DATA FOR REVIEW below:

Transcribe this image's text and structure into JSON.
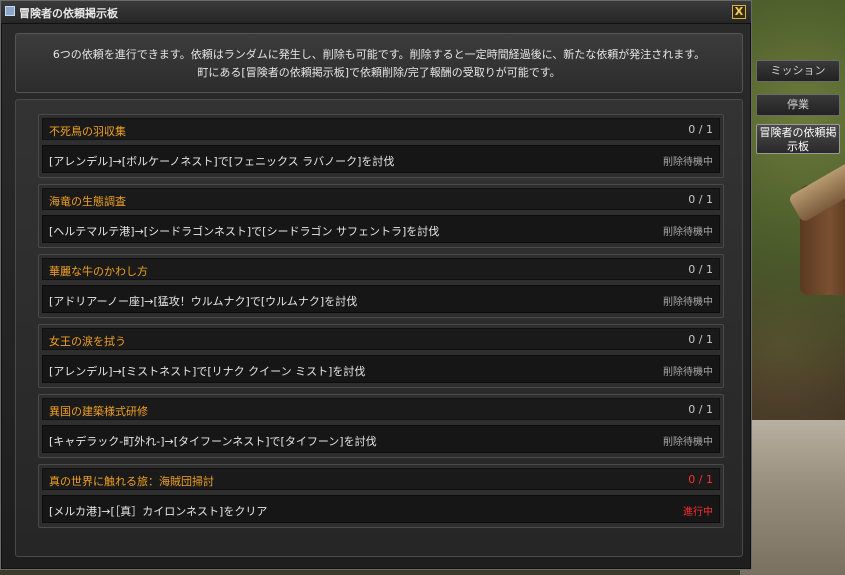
{
  "window": {
    "title": "冒険者の依頼掲示板",
    "close_label": "X"
  },
  "info": {
    "line1": "6つの依頼を進行できます。依頼はランダムに発生し、削除も可能です。削除すると一定時間経過後に、新たな依頼が発注されます。",
    "line2": "町にある[冒険者の依頼掲示板]で依頼削除/完了報酬の受取りが可能です。"
  },
  "quests": [
    {
      "title": "不死鳥の羽収集",
      "count": "0 / 1",
      "desc": "[アレンデル]→[ボルケーノネスト]で[フェニックス ラバノーク]を討伐",
      "status": "削除待機中"
    },
    {
      "title": "海竜の生態調査",
      "count": "0 / 1",
      "desc": "[ヘルテマルテ港]→[シードラゴンネスト]で[シードラゴン サフェントラ]を討伐",
      "status": "削除待機中"
    },
    {
      "title": "華麗な牛のかわし方",
      "count": "0 / 1",
      "desc": "[アドリアーノー座]→[猛攻！ウルムナク]で[ウルムナク]を討伐",
      "status": "削除待機中"
    },
    {
      "title": "女王の涙を拭う",
      "count": "0 / 1",
      "desc": "[アレンデル]→[ミストネスト]で[リナク クイーン ミスト]を討伐",
      "status": "削除待機中"
    },
    {
      "title": "異国の建築様式研修",
      "count": "0 / 1",
      "desc": "[キャデラック-町外れ-]→[タイフーンネスト]で[タイフーン]を討伐",
      "status": "削除待機中"
    },
    {
      "title": "真の世界に触れる旅：海賊団掃討",
      "count": "0 / 1",
      "desc": "[メルカ港]→[［真］カイロンネスト]をクリア",
      "status": "進行中"
    }
  ],
  "tabs": {
    "mission": "ミッション",
    "business": "停業",
    "board": "冒険者の依頼掲示板"
  },
  "colors": {
    "quest_title": "#f0a020",
    "in_progress": "#ff3030"
  }
}
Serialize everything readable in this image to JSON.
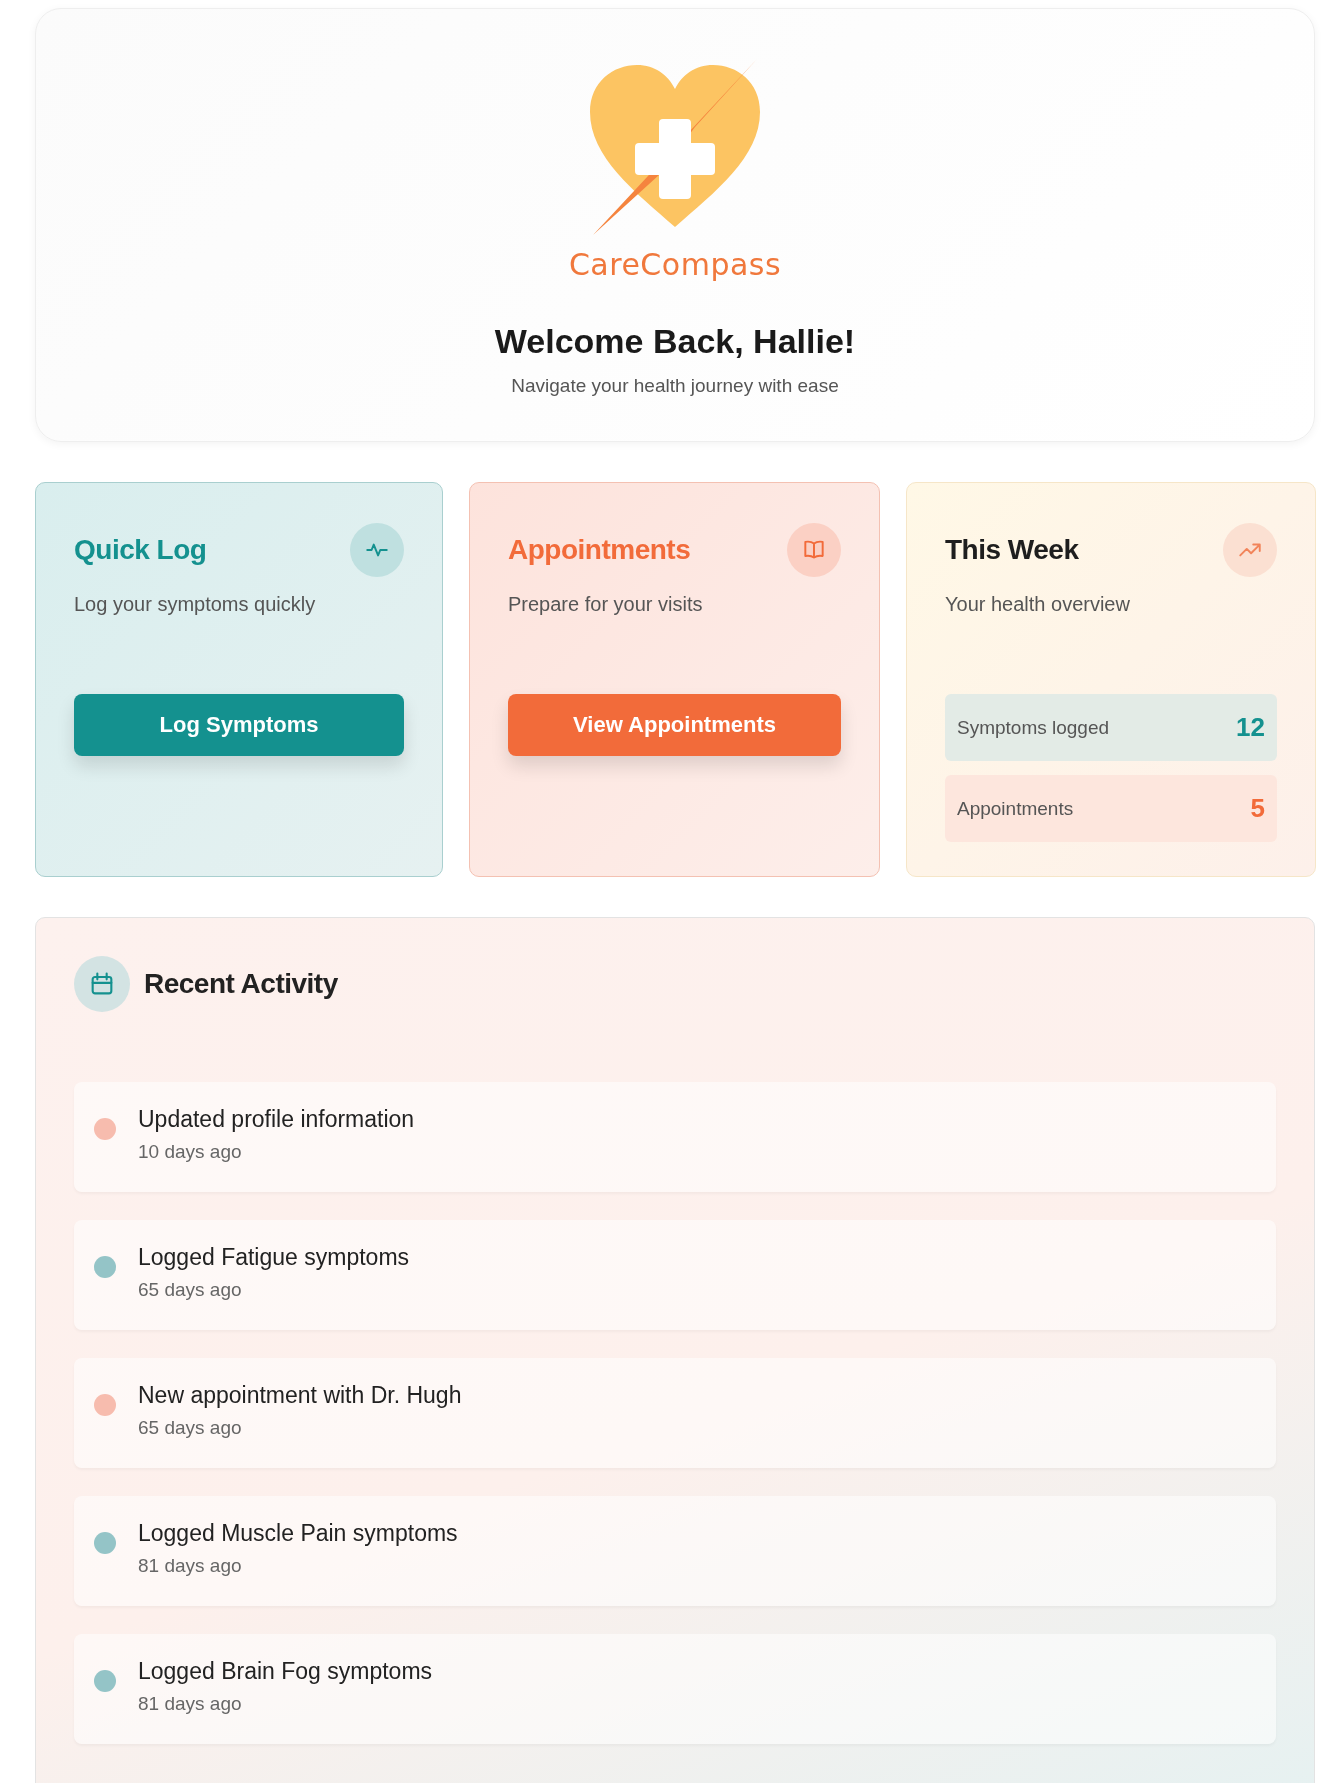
{
  "header": {
    "brand": "CareCompass",
    "title": "Welcome Back, Hallie!",
    "subtitle": "Navigate your health journey with ease"
  },
  "cards": [
    {
      "kind": "action",
      "title": "Quick Log",
      "subtitle": "Log your symptoms quickly",
      "button": "Log Symptoms"
    },
    {
      "kind": "action",
      "title": "Appointments",
      "subtitle": "Prepare for your visits",
      "button": "View Appointments"
    },
    {
      "kind": "stats",
      "title": "This Week",
      "subtitle": "Your health overview",
      "stats": [
        {
          "label": "Symptoms logged",
          "value": "12"
        },
        {
          "label": "Appointments",
          "value": "5"
        }
      ]
    }
  ],
  "activity": {
    "title": "Recent Activity",
    "items": [
      {
        "text": "Updated profile information",
        "time": "10 days ago",
        "color": "#f7bcae"
      },
      {
        "text": "Logged Fatigue symptoms",
        "time": "65 days ago",
        "color": "#94c4c7"
      },
      {
        "text": "New appointment with Dr. Hugh",
        "time": "65 days ago",
        "color": "#f7bcae"
      },
      {
        "text": "Logged Muscle Pain symptoms",
        "time": "81 days ago",
        "color": "#94c4c7"
      },
      {
        "text": "Logged Brain Fog symptoms",
        "time": "81 days ago",
        "color": "#94c4c7"
      }
    ]
  }
}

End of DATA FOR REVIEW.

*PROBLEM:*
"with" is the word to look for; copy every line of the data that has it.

*RESPONSE TO THIS TASK:*
    "subtitle": "Navigate your health journey with ease"
        "text": "New appointment with Dr. Hugh",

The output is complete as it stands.